"The differing opinions on these matters are not new, and the fact that there are differing opinions within both parties is not new," Carney said Tuesday.
Another area of friendly disagreement for the "Three Amigos" is over the Obama administration's handling of the Keystone XL pipeline.
Canadian officials have grown impatient with the lengthy approval process in the United States for the contested project, which would transport oil from Alberta to the Gulf of Mexico.
While a recent State Department environmental impact study appeared to brighten prospects for approval, senior administration officials indicated Harper is not likely to receive the news many in his nation want to hear during the summit.
"I think what President Obama will do is explain to him where we are in the review of the Keystone pipeline, and indicate that we'll, of course, let our Canadian friends know when we've arrived at a decision," a senior administration official said.
The Keystone project has also divided Democrats, namely environmentalists who see the pipeline as a symbolic battle in the larger fight over efforts to deal with climate change.
While in Mexico, Obama faced another delicate balancing act over the issue of immigration reform.
The plight of undocumented immigrants in the United States, notably the substantial number of migrants who crossed the border from Mexico, is a major political issue south of the Rio Grande.
Latino special interest groups, a core Democratic Party constituency, have criticized the administration for its aggressive deportation policy as it struggles to find a long-term solution to the immigration issue.
Senior administration officials told reporters last week that Obama remains committed to comprehensive immigration reform that includes a pathway to citizenship for undocumented workers.

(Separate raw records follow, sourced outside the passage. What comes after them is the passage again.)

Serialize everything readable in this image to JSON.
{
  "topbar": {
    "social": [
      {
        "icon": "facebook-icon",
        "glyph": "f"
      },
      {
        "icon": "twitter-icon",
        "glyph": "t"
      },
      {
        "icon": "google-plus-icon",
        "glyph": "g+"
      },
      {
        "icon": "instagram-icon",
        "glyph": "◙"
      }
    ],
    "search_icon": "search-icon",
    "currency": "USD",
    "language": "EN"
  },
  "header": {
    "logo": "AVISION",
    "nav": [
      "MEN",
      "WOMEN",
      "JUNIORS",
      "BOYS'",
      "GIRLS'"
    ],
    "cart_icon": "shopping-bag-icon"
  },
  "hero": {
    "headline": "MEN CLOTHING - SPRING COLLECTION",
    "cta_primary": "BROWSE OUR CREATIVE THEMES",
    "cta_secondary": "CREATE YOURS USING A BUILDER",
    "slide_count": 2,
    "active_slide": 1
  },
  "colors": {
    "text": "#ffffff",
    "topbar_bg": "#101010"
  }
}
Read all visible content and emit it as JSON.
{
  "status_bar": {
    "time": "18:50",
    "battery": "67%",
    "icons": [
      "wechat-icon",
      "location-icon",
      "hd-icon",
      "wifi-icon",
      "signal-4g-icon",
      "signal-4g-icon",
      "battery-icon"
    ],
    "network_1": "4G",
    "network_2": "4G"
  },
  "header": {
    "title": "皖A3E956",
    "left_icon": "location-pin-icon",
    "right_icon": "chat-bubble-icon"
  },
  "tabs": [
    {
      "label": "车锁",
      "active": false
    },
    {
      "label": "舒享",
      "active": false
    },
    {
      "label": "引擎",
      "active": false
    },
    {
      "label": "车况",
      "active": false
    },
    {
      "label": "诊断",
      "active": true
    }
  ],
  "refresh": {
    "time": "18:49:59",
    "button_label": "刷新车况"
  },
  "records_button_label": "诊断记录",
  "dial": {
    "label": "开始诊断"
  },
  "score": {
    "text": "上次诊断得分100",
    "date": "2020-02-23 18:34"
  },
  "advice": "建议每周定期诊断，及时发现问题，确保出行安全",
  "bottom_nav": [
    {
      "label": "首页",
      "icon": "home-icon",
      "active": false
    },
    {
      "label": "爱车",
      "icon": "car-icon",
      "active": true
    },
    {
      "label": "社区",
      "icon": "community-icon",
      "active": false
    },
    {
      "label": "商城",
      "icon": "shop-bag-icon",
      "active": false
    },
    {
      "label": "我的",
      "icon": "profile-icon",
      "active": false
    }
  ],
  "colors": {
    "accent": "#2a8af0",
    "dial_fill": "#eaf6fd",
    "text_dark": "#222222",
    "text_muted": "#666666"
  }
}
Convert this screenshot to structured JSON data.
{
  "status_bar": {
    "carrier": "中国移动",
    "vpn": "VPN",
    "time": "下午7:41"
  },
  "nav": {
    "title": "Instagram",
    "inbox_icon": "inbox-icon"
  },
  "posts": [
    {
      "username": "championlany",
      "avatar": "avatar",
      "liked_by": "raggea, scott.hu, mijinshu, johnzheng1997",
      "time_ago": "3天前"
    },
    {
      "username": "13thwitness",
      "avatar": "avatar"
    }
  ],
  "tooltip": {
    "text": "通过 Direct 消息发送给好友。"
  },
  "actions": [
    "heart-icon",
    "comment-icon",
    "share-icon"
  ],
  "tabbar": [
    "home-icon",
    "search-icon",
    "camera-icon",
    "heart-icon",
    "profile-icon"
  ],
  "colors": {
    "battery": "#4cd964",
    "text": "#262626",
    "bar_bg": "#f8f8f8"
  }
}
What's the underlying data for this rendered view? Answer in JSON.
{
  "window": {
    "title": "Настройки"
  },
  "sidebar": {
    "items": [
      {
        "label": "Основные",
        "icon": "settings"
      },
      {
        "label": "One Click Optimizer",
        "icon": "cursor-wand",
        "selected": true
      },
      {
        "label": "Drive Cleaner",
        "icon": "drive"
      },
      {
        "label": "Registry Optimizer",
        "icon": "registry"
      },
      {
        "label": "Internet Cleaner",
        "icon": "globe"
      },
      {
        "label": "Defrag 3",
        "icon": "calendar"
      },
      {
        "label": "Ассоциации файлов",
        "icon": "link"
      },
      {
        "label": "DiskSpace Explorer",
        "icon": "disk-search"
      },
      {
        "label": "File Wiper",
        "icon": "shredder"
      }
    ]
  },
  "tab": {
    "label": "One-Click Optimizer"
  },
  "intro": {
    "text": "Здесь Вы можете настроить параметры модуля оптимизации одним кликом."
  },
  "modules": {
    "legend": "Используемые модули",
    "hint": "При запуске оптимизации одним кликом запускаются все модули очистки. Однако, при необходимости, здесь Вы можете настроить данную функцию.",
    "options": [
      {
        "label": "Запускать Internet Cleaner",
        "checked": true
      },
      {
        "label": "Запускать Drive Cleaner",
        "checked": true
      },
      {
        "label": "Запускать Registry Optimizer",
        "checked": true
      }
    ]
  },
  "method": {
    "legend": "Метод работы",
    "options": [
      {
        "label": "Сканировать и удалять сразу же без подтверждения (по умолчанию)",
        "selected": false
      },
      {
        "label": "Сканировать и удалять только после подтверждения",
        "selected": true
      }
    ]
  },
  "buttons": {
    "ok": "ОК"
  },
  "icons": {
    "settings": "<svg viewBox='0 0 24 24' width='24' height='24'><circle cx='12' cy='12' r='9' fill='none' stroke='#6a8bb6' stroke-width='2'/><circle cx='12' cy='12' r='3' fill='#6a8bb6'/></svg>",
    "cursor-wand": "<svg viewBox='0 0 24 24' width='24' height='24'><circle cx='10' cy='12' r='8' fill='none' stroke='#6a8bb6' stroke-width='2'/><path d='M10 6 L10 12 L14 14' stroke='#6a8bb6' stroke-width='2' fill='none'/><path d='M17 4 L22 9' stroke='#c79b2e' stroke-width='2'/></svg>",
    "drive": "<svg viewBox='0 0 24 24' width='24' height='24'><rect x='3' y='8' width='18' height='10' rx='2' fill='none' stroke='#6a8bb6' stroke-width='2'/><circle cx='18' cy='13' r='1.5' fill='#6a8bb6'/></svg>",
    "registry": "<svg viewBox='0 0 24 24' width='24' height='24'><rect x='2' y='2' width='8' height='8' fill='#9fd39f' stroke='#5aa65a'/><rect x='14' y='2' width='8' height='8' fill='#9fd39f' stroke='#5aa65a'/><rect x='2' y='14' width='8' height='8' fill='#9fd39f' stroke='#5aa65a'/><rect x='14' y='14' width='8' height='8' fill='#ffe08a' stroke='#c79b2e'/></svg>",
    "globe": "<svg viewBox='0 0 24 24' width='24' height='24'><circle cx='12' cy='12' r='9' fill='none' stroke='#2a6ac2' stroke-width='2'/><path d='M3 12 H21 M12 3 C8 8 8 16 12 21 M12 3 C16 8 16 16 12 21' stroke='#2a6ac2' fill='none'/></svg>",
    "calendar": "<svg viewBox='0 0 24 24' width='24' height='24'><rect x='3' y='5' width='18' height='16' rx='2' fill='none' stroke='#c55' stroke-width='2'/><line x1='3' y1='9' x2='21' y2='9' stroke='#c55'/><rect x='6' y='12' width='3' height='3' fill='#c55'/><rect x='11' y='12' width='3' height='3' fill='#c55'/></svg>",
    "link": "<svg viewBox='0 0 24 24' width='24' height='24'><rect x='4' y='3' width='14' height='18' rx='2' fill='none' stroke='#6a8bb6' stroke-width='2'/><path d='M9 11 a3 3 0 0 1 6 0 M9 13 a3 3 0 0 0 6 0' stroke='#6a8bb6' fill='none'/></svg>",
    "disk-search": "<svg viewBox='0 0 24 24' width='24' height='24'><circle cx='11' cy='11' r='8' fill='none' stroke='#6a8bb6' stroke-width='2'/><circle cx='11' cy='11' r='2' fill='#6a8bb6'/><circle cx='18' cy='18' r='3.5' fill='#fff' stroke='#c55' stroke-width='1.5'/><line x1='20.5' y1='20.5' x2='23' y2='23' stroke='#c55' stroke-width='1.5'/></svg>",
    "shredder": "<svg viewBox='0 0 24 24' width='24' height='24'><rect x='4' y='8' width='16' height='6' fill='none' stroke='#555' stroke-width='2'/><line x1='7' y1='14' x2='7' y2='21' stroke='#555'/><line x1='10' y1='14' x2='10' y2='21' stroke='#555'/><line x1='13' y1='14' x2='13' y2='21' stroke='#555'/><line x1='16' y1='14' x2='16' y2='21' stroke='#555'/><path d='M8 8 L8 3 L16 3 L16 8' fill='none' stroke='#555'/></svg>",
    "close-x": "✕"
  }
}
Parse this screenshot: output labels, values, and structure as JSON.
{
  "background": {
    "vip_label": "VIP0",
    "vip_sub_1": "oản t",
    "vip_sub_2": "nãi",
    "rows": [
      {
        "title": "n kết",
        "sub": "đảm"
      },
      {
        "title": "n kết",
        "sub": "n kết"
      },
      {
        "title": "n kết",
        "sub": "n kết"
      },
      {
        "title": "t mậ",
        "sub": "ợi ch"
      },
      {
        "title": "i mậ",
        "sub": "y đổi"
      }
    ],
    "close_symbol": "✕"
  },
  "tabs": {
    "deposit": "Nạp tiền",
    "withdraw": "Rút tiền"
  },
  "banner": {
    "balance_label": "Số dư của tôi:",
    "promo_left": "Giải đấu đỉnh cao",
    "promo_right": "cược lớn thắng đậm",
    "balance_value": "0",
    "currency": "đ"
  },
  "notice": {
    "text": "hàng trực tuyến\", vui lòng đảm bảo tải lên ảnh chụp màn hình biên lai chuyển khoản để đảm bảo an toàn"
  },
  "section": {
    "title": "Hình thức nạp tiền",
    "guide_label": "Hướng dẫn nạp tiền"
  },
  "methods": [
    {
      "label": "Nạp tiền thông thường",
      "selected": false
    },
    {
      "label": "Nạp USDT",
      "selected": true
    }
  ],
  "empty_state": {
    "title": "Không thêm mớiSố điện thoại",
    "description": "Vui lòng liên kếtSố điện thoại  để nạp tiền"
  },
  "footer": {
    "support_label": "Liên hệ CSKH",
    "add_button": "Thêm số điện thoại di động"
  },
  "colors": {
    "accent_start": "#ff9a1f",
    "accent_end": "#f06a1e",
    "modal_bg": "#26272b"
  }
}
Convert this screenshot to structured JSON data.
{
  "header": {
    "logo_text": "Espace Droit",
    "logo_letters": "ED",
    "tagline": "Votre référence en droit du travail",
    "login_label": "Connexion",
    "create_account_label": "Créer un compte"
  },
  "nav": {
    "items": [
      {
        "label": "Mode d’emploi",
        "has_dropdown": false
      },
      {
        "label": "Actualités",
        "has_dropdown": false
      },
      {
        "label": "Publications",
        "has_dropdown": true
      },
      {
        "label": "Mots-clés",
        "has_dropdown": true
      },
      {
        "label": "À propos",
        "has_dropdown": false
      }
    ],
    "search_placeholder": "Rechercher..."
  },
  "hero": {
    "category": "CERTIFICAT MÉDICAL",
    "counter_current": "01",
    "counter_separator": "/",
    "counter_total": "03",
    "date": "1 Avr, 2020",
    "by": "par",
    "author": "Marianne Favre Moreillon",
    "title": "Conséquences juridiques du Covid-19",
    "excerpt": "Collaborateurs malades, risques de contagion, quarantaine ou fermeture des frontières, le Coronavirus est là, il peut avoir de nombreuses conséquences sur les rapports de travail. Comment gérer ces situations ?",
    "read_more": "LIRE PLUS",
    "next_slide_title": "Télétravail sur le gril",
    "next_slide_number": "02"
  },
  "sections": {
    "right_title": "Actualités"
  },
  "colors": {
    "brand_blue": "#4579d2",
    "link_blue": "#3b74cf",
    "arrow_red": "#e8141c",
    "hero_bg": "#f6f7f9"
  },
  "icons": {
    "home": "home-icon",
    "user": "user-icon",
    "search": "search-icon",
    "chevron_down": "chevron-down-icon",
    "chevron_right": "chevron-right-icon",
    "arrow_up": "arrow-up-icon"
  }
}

But that legislative priority has hit a roadblock in Congress, where Republican leaders have indicated there is little hope for a breakthrough this year before the midterms.
"With respect to immigration, I think President Peña Nieto has a very good understanding, frankly, of the state of play in the United States," a senior administration official said.